Today’s Chromebook market is filled with lots of “me too” products. Essentially, most of your Chromebook options use similar processors, generally have 11- or 13-inch displays and are relatively inexpensive.
Dell’s Chromebook 13 stands out from the crowd, however, provided you’re willing to pay a little premium to get a crisp view from nearly any angle on this well built laptop.
The starting price for a Dell Chromebook 13 is $399 but the unit loaned to me by Dell costs $429. The only difference is that the base model includes 2 GB of memory while the extra $30 doubles the memory. It’s well worth splurging for 4 GB of memory on any Chromebook.
These are are the other specifications shared by both models:
- A dual-core Intel Celeron 3205U processor clocked at 1.5 GHz
- 16 GB solid-state drive
- 13.3-inch IPS display with 1920 x 1080 resolution
- Dual band 802.11ac Wi-Fi and Bluetooth 4.0 LE
- 1 USB 3.0 port, 1 USB 2.0 port, and a full sized HDMI 1.4 interface
- Integrated web-cam, microphone and stereo speakers
- 67 WHr battery expected to run for 12 hours on a charge
Dell offers additional configurations ranging from $529 to $649 that add a touchscreen, up to 8 GB of memory and an Intel Core i3 processor.

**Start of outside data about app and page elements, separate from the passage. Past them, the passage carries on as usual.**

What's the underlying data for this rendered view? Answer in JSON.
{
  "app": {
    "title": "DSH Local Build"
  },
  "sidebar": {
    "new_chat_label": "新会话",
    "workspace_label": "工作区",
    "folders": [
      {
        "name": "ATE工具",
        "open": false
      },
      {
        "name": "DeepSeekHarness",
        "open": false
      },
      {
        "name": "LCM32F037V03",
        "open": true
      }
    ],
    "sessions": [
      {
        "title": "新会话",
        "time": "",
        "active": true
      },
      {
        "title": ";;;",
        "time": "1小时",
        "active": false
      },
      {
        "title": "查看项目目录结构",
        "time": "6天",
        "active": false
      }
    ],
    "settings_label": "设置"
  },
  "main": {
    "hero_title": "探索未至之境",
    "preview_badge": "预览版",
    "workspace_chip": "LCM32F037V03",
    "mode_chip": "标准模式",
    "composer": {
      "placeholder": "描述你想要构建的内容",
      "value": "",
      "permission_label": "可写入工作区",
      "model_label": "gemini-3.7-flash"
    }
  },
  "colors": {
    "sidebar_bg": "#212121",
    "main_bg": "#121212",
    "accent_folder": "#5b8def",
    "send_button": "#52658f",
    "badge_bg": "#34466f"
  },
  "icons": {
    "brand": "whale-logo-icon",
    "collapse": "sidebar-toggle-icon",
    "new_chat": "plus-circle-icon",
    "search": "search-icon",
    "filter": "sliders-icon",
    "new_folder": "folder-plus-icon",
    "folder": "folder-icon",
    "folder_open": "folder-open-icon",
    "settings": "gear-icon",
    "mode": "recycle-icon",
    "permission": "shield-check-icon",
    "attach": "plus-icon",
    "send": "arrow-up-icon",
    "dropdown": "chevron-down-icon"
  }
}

I’ve been quite content with the $429 model, however.
It’s not the fastest Chromebook around — that would be the Chromebook Pixel LS — but the Dell unit easily handles most of the tasks I threw at it, ranging from watching 1080p videos to daily writing and research.
Still, the Dell Chromebook 13 with Intel Celeron processor holds its own. I could easily live with this performance on a daily basis although I’m a bit spoiled by my Chromebook Pixel with its Intel Core i5 chip that tops 23,000 in the Octane test. Of course, that laptop is more than twice the price of the Dell.
Where the Dell really shines is in the build quality, screen and trackpad. Indeed, I’d say Dell’s Chromebook 13 rivals the more expensive Chromebook Pixel in those areas.
The backlit keys are a bit small — surprising for a 13-inch laptop — but the trackpad is stellar. Dell chose to use glass for the Precision Trackpad, making for a buttery smooth experience; helpful since the laptop doesn’t have a touchscreen.
As far as the overall build quality; it’s impressive. The chassis is made from aluminum and magnesium while the display is backed by a carbon fiber soft-touch finish. There’s little plastic involved here; something you typically find on $200 to $300 Chromebooks. Fit an finish are excellent, making the Dell Chromebook 13 feel more expensive than it really is.
And then there’s the display. Full brightness is way too much for my eyes, so I’ve been able to dim the screen to 50 percent all the time. The 1920 x 1080 IPS panel looks good from all angles and I like the choice of matte finish over glossy.
I set ChromeOS to scale everything up 125 percent; that’s great for text on a FullHD screen but the elements of ChromeOS — the taskbar and menus for example — don’t scale up.
Dell claims 12 hours of run-time on a charge and I’d say that’s about right in my usage over the past few weeks. Depending on what you do, you could be hard on the battery but it should still last 9 to 10 hours; more than enough for getting around during the day.
That brings up my one minor issue with the Dell Chromebook 13: It’s a bit heavy weighing in at 3.23 pounds. It’s not terrible to carry the laptop around but that’s on the high side for my tastes.
You could get a higher performing and lighter Chromebook for less — some models offer Core i3 processors for under $400. However, you’d be sacrificing one or more other things, such as display resolution or build quality. If I were in the market for a new ChromeOS, the Dell Chromebook 13 would be at or near the top of my list based on the value for the price.